Thursday 27 June 2013

Campbell River Carvings

One of the things Campbell River is known for, aside from fishing, is its many carvings around town. Most of these have come from the Transformations on the Shore competition, which this year got underway yesterday (June 26).

 This event brings carvers from across North America to Campbell River, where they compete in a number of categories over a five day period. It draws a great many people to Frank James Park, along the water in Willow Point, to watch the carvers as they take a massive trunk and turn it into a work of art.

At the end of the event some carvings are sold, some are kept in private collections, and the majority are distributed around town.
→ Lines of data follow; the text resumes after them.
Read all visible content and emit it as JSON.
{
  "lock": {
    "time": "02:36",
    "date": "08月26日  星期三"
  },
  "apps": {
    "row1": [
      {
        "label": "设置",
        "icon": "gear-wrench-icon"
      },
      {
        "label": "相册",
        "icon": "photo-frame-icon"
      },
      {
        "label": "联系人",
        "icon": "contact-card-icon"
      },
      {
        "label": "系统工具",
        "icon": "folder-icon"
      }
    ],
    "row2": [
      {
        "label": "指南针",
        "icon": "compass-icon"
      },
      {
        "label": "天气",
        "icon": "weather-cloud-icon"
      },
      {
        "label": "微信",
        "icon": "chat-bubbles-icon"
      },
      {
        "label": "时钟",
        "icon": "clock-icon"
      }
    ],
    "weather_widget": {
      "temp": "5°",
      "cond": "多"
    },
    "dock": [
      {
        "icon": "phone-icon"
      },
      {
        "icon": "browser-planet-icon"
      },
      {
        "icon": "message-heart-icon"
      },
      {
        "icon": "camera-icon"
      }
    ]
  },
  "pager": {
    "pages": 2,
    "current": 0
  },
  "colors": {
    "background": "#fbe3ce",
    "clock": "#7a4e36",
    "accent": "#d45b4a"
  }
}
To date there are more than 300 carvings decorating the landscape of Campbell River.

If you have the opportunity, take the time to visit the carvers over the week-end and watch the amazing Transformations!

(Carvings shown are from the 2012 competition.)
It's a Coastal Lifestyle ... Pass It On!

Thursday 20 June 2013

Coastal Hidden Gems: San Josef Bay

When people think of Cape Scott Provincial Park on Vancouver Island, they usually think rugged, remote, hiking and back country camping. Generally they'd be right, but there is one exception.

San Josef Bay, on the south-western edge of the park, is easily accessible. The trail head starts at the parking lot, which is at the end of a large gravel road. The trail itself is surfaced with crushed material and is even navigable by high clearance strollers and assisted wheel chairs. It is an easy 35-45 minute leisurely walk to the beaches through rain forest. If you look closely as you walk you can see evidence of the settlers that at one time tried to tame the wilderness of Cape Scott and there are interpretive signs along the way that explain that history. The scenery is amazing.

The beaches are nothing short of spectacular, with sandy shores that run for miles, broken into two beaches by amazing rock formations.

This coastal gem is worth the drive to the top of the island, the memories of it will remain with you long after your visit.
It's a Coastal Lifestyle ... Pass It On!

Thursday 13 June 2013

Marine Traffic

The waterways off Vancouver Island are a highway for all manner of boats. While most people associate fishing - both commercial and recreational - with the area, the marine traffic is made up of much more than just fishing boats of all sizes.
 commercial fishing vessel off Malcolm Island
Ferry boats are a way of life for many islanders. These rugged vessels carry passengers and vehicles year-round on the east side of Vancouver Island, although serious weather can postpone a trip or two!
on the deck of the Malcolm Island ferry from Port McNeill

Quadra Island ferry running to Campbell River
Barges are a common sight as well. These ocean trucks carry goods to the islands and central BC coast, with the help of the rugged tugboats.
Barge on its way through Discovery Passage
Frequently navy boats are seen in the waters off the island, both on the east and west coasts.
Navy vessel off Nanaimo
The biggest boats that use the marine highway around the central and northern end of the island (the southern end around Victoria does see a fair bit of large freighter traffic as they head out to open waters from Vancouver and Washington State) are cruise ships. These are a regular sight in the spring and summer months, and if you see them from close in they are amazingly big!
Norwegian Sun cruise ship in Discovery Passage
The waterways of Vancouver Island are vibrant and busy, keeping goods and people moving to and from the island. Add in the pleasure boats, sail boats, kayaks and so on - and at the height of summer the marine traffic can outnumber the road traffic around many island communities!
It's a Coastal Lifestyle ... Pass It On!


Thursday 6 June 2013

Winter Harbour

Tucked away on the North-West coast of Vancouver Island is the small fishing community of Winter Harbour.

This quaint village boasts access to some of the best west coast fishing on the island coast. One of the major benefits is that the village is road accessible from the North Island Hwy just south of Port Hardy, thanks to a major gravel road (watch for the very large logging trucks on this road).

The community itself has full service properties and a lovely boardwalk that runs along the oceanfront.

Fishing is the main activity, although there are some hiking paths near-by and it is also a great base for exploring further north to Raft Cove, Palmerston Bay and even San Josef Bay.


Winter Harbour is definitely one place to add to the list of out-of-the-way Vancouver Island communities worth seeing.

It's a Coastal Lifestyle ... Pass It On!